Zama, Sagami changes should be quiet
SAGAMIHARA, Japan — The relocation of a headquarters unit to Camp Zama and creation of a battle-command training center at Sagami Depot will have no significant impact on surrounding communities, a U.S. Army Japan official told a packed auditorium here Saturday.
Col. David Hunter-Chester, deputy chief of staff for civil affairs at U.S. Army Japan, said 400 soldiers and their family members will arrive at Camp Zama in fiscal year 2008 as part of the realignment of U.S. forces in Japan. The contingent is being transferred from I-Corps at Fort Lewis, Wash.

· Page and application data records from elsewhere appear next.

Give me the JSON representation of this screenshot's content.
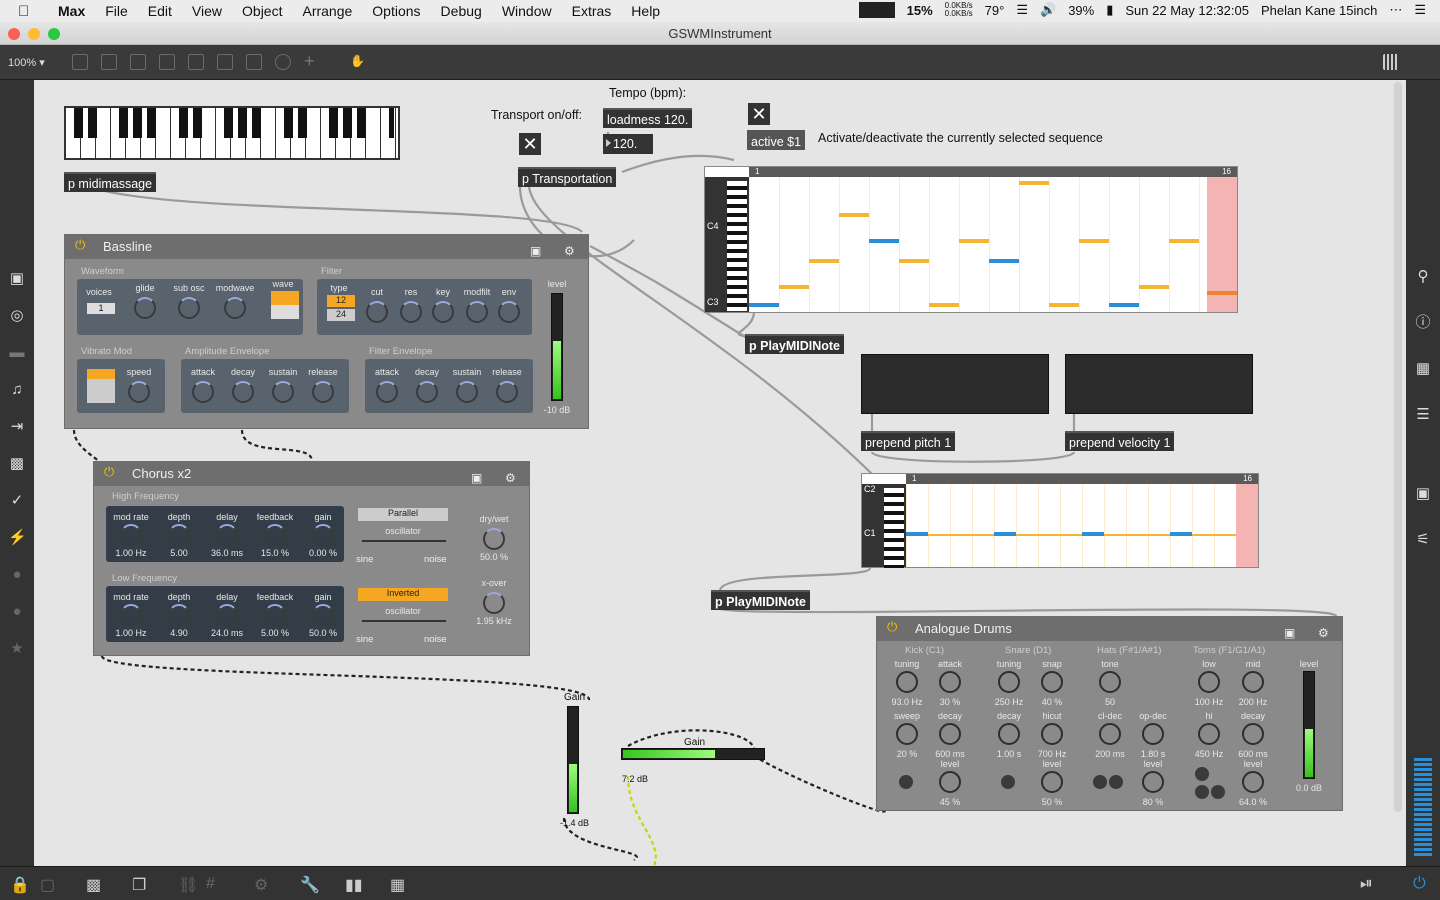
{
  "menubar": {
    "app": "Max",
    "items": [
      "File",
      "Edit",
      "View",
      "Object",
      "Arrange",
      "Options",
      "Debug",
      "Window",
      "Extras",
      "Help"
    ],
    "status": {
      "cpu": "15%",
      "net_up": "0.0KB/s",
      "net_down": "0.0KB/s",
      "temp": "79°",
      "battery": "39%",
      "clock": "Sun 22 May  12:32:05",
      "user": "Phelan Kane 15inch"
    }
  },
  "window": {
    "title": "GSWMInstrument",
    "zoom": "100%"
  },
  "patch": {
    "kslider_comment": "",
    "midimassage": "p midimassage",
    "transport_label": "Transport on/off:",
    "tempo_label": "Tempo (bpm):",
    "loadmess": "loadmess 120.",
    "tempo_value": "120.",
    "transportation": "p Transportation",
    "active_msg": "active $1",
    "active_comment": "Activate/deactivate the currently selected sequence",
    "playmidinote1": "p PlayMIDINote",
    "prepend_pitch": "prepend pitch 1",
    "prepend_velocity": "prepend velocity 1",
    "playmidinote2": "p PlayMIDINote",
    "seq1": {
      "start": "1",
      "end": "16",
      "c4": "C4",
      "c3": "C3"
    },
    "seq2": {
      "start": "1",
      "end": "16",
      "c2": "C2",
      "c1": "C1"
    },
    "gain1": {
      "label": "Gain",
      "value": "-1.4 dB"
    },
    "gain2": {
      "label": "Gain",
      "value": "7.2 dB"
    }
  },
  "bassline": {
    "title": "Bassline",
    "waveform": "Waveform",
    "filter": "Filter",
    "vibrato": "Vibrato Mod",
    "amp_env": "Amplitude Envelope",
    "filter_env": "Filter Envelope",
    "voices_label": "voices",
    "voices_value": "1",
    "knobs1": [
      "glide",
      "sub osc",
      "modwave"
    ],
    "wave": "wave",
    "type": "type",
    "type_a": "12",
    "type_b": "24",
    "knobs2": [
      "cut",
      "res",
      "key",
      "modfilt",
      "env"
    ],
    "speed": "speed",
    "amp": [
      "attack",
      "decay",
      "sustain",
      "release"
    ],
    "fenv": [
      "attack",
      "decay",
      "sustain",
      "release"
    ],
    "level": "level",
    "level_value": "-10 dB"
  },
  "chorus": {
    "title": "Chorus x2",
    "hf": "High Frequency",
    "lf": "Low Frequency",
    "labels": [
      "mod rate",
      "depth",
      "delay",
      "feedback",
      "gain"
    ],
    "hf_values": [
      "1.00 Hz",
      "5.00",
      "36.0 ms",
      "15.0 %",
      "0.00 %"
    ],
    "lf_values": [
      "1.00 Hz",
      "4.90",
      "24.0 ms",
      "5.00 %",
      "50.0 %"
    ],
    "parallel": "Parallel",
    "inverted": "Inverted",
    "oscillator": "oscillator",
    "sine": "sine",
    "noise": "noise",
    "drywet": "dry/wet",
    "drywet_value": "50.0 %",
    "xover": "x-over",
    "xover_value": "1.95 kHz"
  },
  "drums": {
    "title": "Analogue Drums",
    "kick": "Kick (C1)",
    "snare": "Snare (D1)",
    "hats": "Hats (F#1/A#1)",
    "toms": "Toms (F1/G1/A1)",
    "kick_row1": [
      [
        "tuning",
        "93.0 Hz"
      ],
      [
        "attack",
        "30 %"
      ]
    ],
    "kick_row2": [
      [
        "sweep",
        "20 %"
      ],
      [
        "decay",
        "600 ms"
      ]
    ],
    "kick_level": [
      "level",
      "45 %"
    ],
    "snare_row1": [
      [
        "tuning",
        "250 Hz"
      ],
      [
        "snap",
        "40 %"
      ]
    ],
    "snare_row2": [
      [
        "decay",
        "1.00 s"
      ],
      [
        "hicut",
        "700 Hz"
      ]
    ],
    "snare_level": [
      "level",
      "50 %"
    ],
    "hats_row1": [
      [
        "tone",
        "50"
      ]
    ],
    "hats_row2": [
      [
        "cl-dec",
        "200 ms"
      ],
      [
        "op-dec",
        "1.80 s"
      ]
    ],
    "hats_level": [
      "level",
      "80 %"
    ],
    "toms_row1": [
      [
        "low",
        "100 Hz"
      ],
      [
        "mid",
        "200 Hz"
      ]
    ],
    "toms_row2": [
      [
        "hi",
        "450 Hz"
      ],
      [
        "decay",
        "600 ms"
      ]
    ],
    "toms_level": [
      "level",
      "64.0 %"
    ],
    "level": "level",
    "level_value": "0.0 dB"
  },
  "colors": {
    "accent": "#f5a623",
    "seq_note": "#f5b533",
    "seq_note_blue": "#2a8fd6",
    "meter": "#35c21e",
    "power": "#f5c400"
  }
}
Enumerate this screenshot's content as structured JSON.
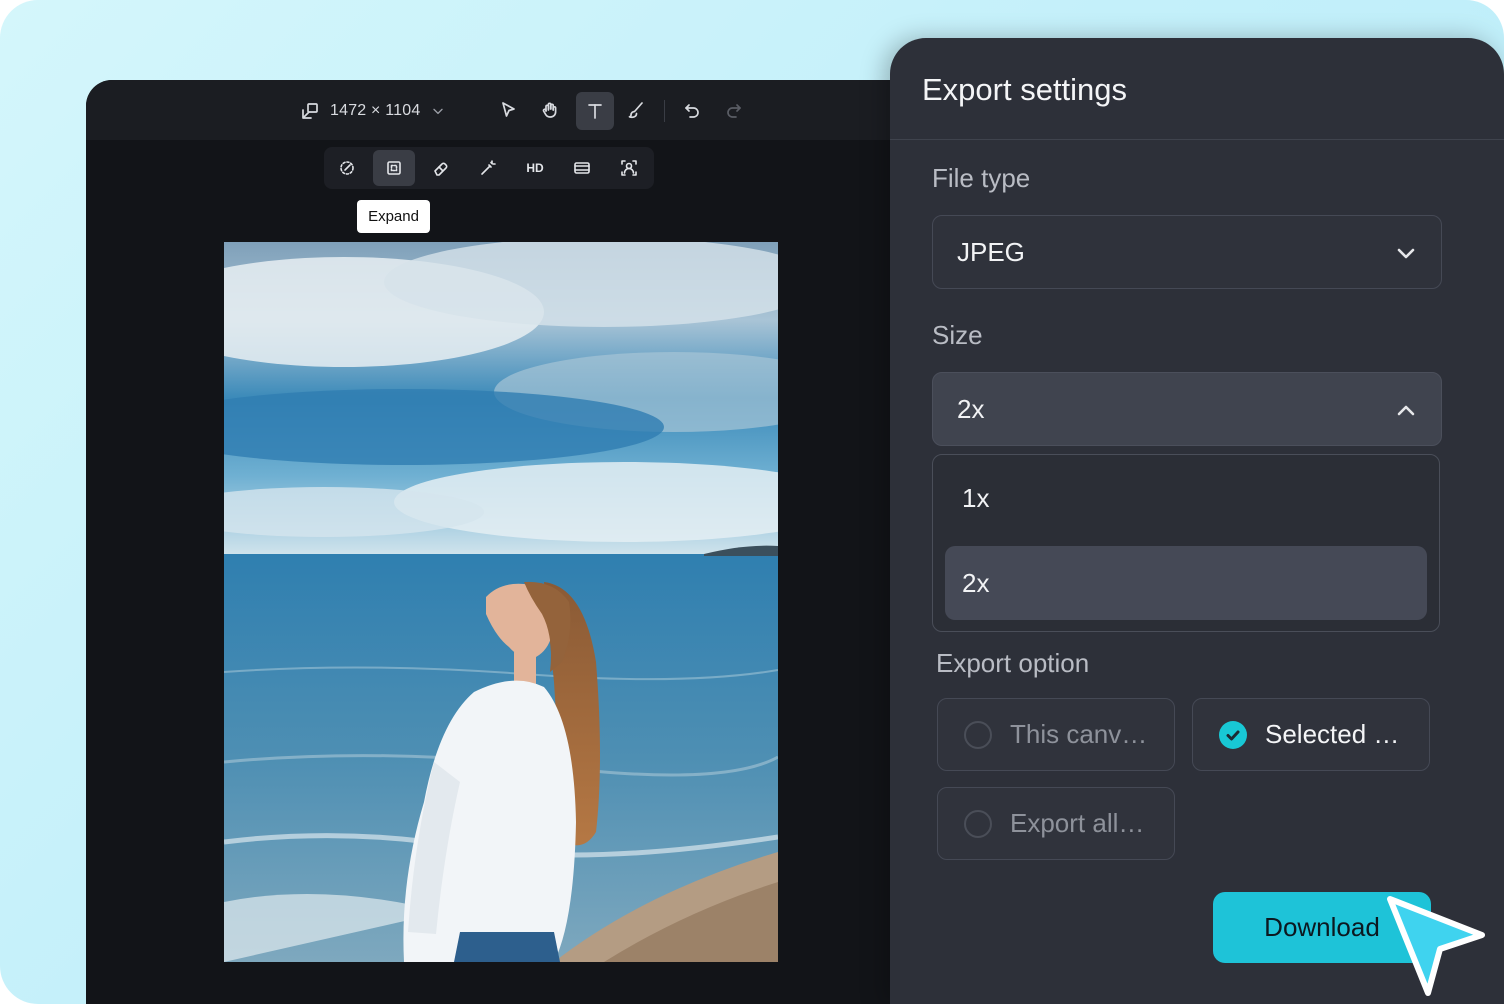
{
  "editor": {
    "canvas_size": "1472 × 1104",
    "tooltip": "Expand",
    "hd_label": "HD",
    "tools": [
      "resize-icon",
      "select-arrow-icon",
      "hand-icon",
      "text-icon",
      "brush-icon",
      "undo-icon",
      "redo-icon"
    ],
    "subtools": [
      "magic-remove-icon",
      "expand-icon",
      "eraser-icon",
      "magic-wand-icon",
      "hd-icon",
      "hd-video-icon",
      "portrait-icon"
    ]
  },
  "export": {
    "title": "Export settings",
    "file_type_label": "File type",
    "file_type_value": "JPEG",
    "size_label": "Size",
    "size_value": "2x",
    "size_options": [
      "1x",
      "2x"
    ],
    "export_option_label": "Export option",
    "options": [
      "This canv…",
      "Selected …",
      "Export all…"
    ],
    "selected_option": "Selected …",
    "download_label": "Download",
    "accent_color": "#1ec3d8"
  }
}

The colonel was part of a five-member panel Saturday that included a Takushoku University professor, the director of Yokohama’s Defense Facilities Administration Bureau, a Sagamihara community leader and the head of a nonprofit peace research organization. In addition to discussing the planned I-Corps move, they also touched on the partial return of Sagami Depot and the importance of maintaining a strong deterrence.
“With the increase of families and personnel we’re talking about, we have a plan to accommodate them on existing facilities and areas,” Hunter-Chester said. “That’s the way we’ll proceed.”
Along with the Army headquarters transformation in Japan, a battle command training center and other support facilities will be built within Sagami General Depot using U.S. funds, according to the U.S.-Japan military realignment report.
The facility essentially will be a simulation center for command-post exercises driven by computer scenarios, Hunter-Chester said. Such exercises let forces rehearse the steps they’d take in emergencies and other crisis situations without the need to engage in physical operations.
“This will be a new type of Army headquarters and a more effective Army headquarters,” he said. “But it will be mostly tied to the simulation center.
“For the people not participating in the training, it will be difficult to even notice that the training is occurring. No danger, no noise for the surrounding community.”
Hunter-Chester said many details contained in the U.S. military’s transformation effort remain under discussion at higher levels of the Defense Department.
Sagamihara residents have called for the complete return of Sagami Depot and voiced concern that the U.S. military influence would remain in Japan permanently.
Land returns are discussed frequently by both nations and many have been carried out over the years, Hunter-Chester said.
“Under the [status of forces agreement], if the U.S. has land it’s no longer using, we are required to turn that back over to Japan,” he added.
Among other changes called for in the realignment report: